■ Problem
Your result should be the lines holding the word "JSON", copied from the entries below.

(Beginning of Study material)

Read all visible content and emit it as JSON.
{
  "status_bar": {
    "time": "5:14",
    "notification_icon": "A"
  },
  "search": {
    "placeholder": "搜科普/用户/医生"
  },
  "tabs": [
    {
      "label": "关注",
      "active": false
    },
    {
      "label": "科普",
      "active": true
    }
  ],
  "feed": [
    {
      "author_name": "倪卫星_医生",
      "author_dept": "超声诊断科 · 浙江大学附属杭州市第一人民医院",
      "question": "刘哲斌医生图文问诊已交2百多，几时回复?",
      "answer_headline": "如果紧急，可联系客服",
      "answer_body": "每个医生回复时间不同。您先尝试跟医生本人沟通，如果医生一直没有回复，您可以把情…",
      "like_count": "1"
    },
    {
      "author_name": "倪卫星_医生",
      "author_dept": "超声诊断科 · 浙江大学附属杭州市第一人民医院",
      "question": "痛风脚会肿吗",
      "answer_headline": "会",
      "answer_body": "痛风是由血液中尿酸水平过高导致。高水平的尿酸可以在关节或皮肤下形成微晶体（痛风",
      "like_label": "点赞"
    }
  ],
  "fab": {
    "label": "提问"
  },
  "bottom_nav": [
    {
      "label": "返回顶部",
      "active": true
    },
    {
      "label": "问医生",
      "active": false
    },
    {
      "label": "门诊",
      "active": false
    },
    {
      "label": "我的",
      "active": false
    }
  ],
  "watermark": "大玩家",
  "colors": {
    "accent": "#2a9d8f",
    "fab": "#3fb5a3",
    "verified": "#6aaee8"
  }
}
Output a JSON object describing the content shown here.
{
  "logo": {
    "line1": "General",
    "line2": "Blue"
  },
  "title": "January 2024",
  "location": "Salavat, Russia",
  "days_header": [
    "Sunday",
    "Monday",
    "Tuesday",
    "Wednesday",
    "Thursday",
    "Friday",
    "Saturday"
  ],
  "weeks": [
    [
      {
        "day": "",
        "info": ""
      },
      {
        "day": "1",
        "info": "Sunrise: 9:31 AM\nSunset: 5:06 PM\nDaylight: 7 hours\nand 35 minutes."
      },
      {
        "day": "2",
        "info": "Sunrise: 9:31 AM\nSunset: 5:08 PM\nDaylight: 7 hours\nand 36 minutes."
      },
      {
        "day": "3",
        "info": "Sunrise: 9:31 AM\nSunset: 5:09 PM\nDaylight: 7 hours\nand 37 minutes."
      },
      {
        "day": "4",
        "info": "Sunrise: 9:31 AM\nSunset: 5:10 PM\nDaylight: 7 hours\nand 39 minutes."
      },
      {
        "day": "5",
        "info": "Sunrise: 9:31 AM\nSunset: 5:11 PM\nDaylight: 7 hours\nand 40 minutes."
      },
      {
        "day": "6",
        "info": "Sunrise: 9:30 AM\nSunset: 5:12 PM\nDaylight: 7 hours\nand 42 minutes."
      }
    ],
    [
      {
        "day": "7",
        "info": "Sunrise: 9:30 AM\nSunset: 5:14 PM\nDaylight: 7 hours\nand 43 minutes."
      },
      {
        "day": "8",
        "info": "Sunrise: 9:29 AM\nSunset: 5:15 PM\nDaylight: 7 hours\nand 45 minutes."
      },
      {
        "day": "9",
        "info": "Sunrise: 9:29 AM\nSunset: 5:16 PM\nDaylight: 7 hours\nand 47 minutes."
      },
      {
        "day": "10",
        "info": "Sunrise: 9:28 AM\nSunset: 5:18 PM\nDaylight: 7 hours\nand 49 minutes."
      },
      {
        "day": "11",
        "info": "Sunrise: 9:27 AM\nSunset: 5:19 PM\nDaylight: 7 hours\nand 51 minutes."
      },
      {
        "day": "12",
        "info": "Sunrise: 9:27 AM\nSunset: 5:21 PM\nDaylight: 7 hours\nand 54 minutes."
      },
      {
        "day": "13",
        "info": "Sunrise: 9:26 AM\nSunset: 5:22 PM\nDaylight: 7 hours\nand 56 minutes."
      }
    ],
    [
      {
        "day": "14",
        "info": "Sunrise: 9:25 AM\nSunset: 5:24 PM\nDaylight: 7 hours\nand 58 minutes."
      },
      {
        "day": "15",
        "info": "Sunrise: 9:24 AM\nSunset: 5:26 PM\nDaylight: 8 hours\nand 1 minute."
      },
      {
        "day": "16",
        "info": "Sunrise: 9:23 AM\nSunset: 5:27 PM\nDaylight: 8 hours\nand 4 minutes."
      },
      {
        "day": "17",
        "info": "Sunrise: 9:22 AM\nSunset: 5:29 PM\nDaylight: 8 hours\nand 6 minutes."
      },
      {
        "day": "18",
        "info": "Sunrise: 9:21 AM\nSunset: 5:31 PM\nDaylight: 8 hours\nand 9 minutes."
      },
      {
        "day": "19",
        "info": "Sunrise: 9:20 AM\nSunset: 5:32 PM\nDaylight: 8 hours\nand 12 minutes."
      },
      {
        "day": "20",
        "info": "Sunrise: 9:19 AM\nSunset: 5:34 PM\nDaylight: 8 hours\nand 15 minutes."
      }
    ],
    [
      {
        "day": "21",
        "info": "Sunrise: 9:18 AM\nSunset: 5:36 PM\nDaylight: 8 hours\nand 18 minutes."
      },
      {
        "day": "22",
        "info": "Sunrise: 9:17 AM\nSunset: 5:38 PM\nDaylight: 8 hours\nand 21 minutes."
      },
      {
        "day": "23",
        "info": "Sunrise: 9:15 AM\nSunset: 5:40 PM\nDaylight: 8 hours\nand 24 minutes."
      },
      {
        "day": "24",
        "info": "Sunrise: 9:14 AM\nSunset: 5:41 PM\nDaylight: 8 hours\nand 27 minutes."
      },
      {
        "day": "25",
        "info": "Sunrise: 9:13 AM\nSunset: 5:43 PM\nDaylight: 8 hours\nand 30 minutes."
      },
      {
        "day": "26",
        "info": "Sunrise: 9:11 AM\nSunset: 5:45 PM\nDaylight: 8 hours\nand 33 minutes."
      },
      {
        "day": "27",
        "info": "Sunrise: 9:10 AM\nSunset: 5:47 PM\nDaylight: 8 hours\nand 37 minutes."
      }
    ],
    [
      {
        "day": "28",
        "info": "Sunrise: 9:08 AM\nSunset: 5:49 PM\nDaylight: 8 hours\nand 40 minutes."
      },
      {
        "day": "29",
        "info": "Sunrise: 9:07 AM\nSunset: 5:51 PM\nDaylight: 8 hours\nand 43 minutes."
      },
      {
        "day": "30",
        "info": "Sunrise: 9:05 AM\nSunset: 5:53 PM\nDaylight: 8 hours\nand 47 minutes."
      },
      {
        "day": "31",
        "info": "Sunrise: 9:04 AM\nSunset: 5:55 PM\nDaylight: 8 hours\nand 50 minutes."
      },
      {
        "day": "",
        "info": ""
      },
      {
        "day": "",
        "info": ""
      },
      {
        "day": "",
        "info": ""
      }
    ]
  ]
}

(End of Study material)

■ Exercise response
Read all visible content and emit it as JSON.
Output a JSON object describing the content shown here.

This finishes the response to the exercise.